_ABOUT THIS EXERCISE_
Repeat each line of the data below exactly, but skip the pictures.
-- PROVIDED INFORMATION follows --
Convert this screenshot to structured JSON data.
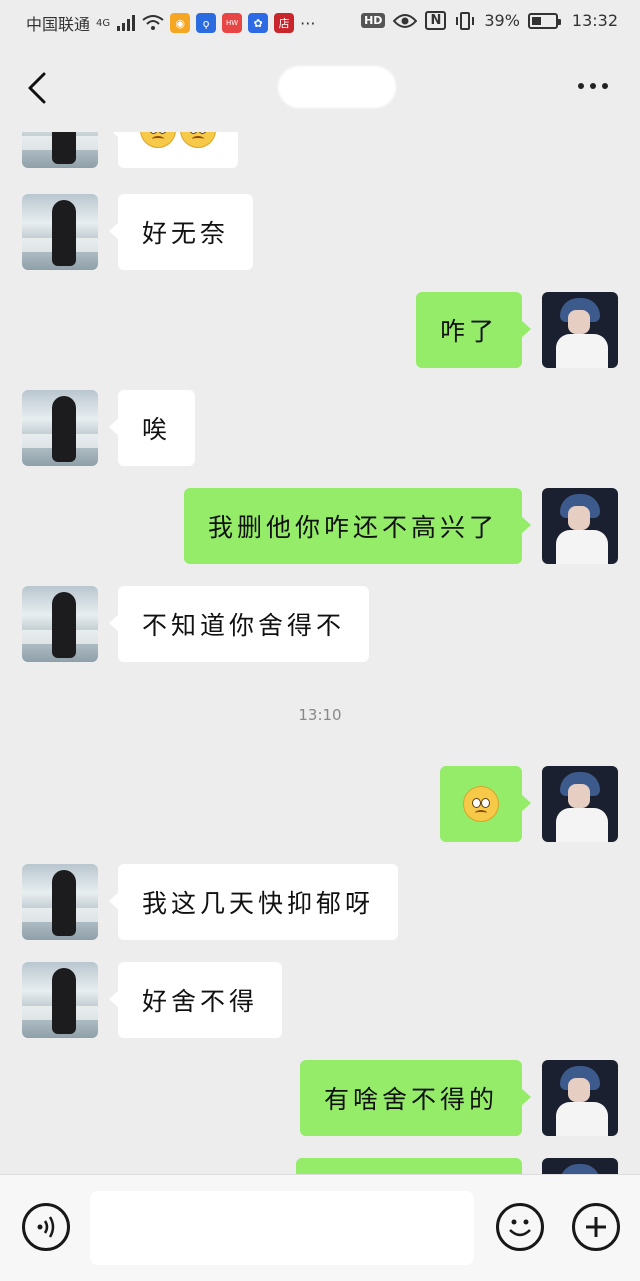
{
  "status_bar": {
    "carrier": "中国联通",
    "network": "4G",
    "battery_percent": "39%",
    "time": "13:32",
    "hd_label": "HD",
    "nfc_label": "N",
    "app_icons": [
      "weibo-icon",
      "bulb-app-icon",
      "huawei-app-icon",
      "baidu-icon",
      "store-icon"
    ],
    "store_label": "店",
    "more_label": "···"
  },
  "nav": {
    "back_icon": "chevron-left-icon",
    "more_icon": "more-dots-icon"
  },
  "messages": [
    {
      "side": "in",
      "content": "",
      "emoji": "loudly-crying-face-x2",
      "partial": true
    },
    {
      "side": "in",
      "content": "好无奈"
    },
    {
      "side": "out",
      "content": "咋了"
    },
    {
      "side": "in",
      "content": "唉"
    },
    {
      "side": "out",
      "content": "我删他你咋还不高兴了"
    },
    {
      "side": "in",
      "content": "不知道你舍得不"
    },
    {
      "timestamp": "13:10"
    },
    {
      "side": "out",
      "content": "",
      "emoji": "pleading-face"
    },
    {
      "side": "in",
      "content": "我这几天快抑郁呀"
    },
    {
      "side": "in",
      "content": "好舍不得"
    },
    {
      "side": "out",
      "content": "有啥舍不得的"
    },
    {
      "side": "out",
      "content": "",
      "partial": true
    }
  ],
  "colors": {
    "background": "#ededed",
    "outgoing_bubble": "#95ec69",
    "incoming_bubble": "#ffffff"
  },
  "input": {
    "value": "",
    "placeholder": ""
  }
}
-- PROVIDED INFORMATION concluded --
_RESULT OF THE TASK_
Convert this screenshot to structured JSON data.
{
  "status_bar": {
    "carrier": "中国联通",
    "network": "4G",
    "battery_percent": "39%",
    "time": "13:32",
    "hd_label": "HD",
    "nfc_label": "N",
    "app_icons": [
      "weibo-icon",
      "bulb-app-icon",
      "huawei-app-icon",
      "baidu-icon",
      "store-icon"
    ],
    "store_label": "店",
    "more_label": "···"
  },
  "nav": {
    "back_icon": "chevron-left-icon",
    "more_icon": "more-dots-icon"
  },
  "messages": [
    {
      "side": "in",
      "content": "",
      "emoji": "loudly-crying-face-x2",
      "partial": true
    },
    {
      "side": "in",
      "content": "好无奈"
    },
    {
      "side": "out",
      "content": "咋了"
    },
    {
      "side": "in",
      "content": "唉"
    },
    {
      "side": "out",
      "content": "我删他你咋还不高兴了"
    },
    {
      "side": "in",
      "content": "不知道你舍得不"
    },
    {
      "timestamp": "13:10"
    },
    {
      "side": "out",
      "content": "",
      "emoji": "pleading-face"
    },
    {
      "side": "in",
      "content": "我这几天快抑郁呀"
    },
    {
      "side": "in",
      "content": "好舍不得"
    },
    {
      "side": "out",
      "content": "有啥舍不得的"
    },
    {
      "side": "out",
      "content": "",
      "partial": true
    }
  ],
  "colors": {
    "background": "#ededed",
    "outgoing_bubble": "#95ec69",
    "incoming_bubble": "#ffffff"
  },
  "input": {
    "value": "",
    "placeholder": ""
  }
}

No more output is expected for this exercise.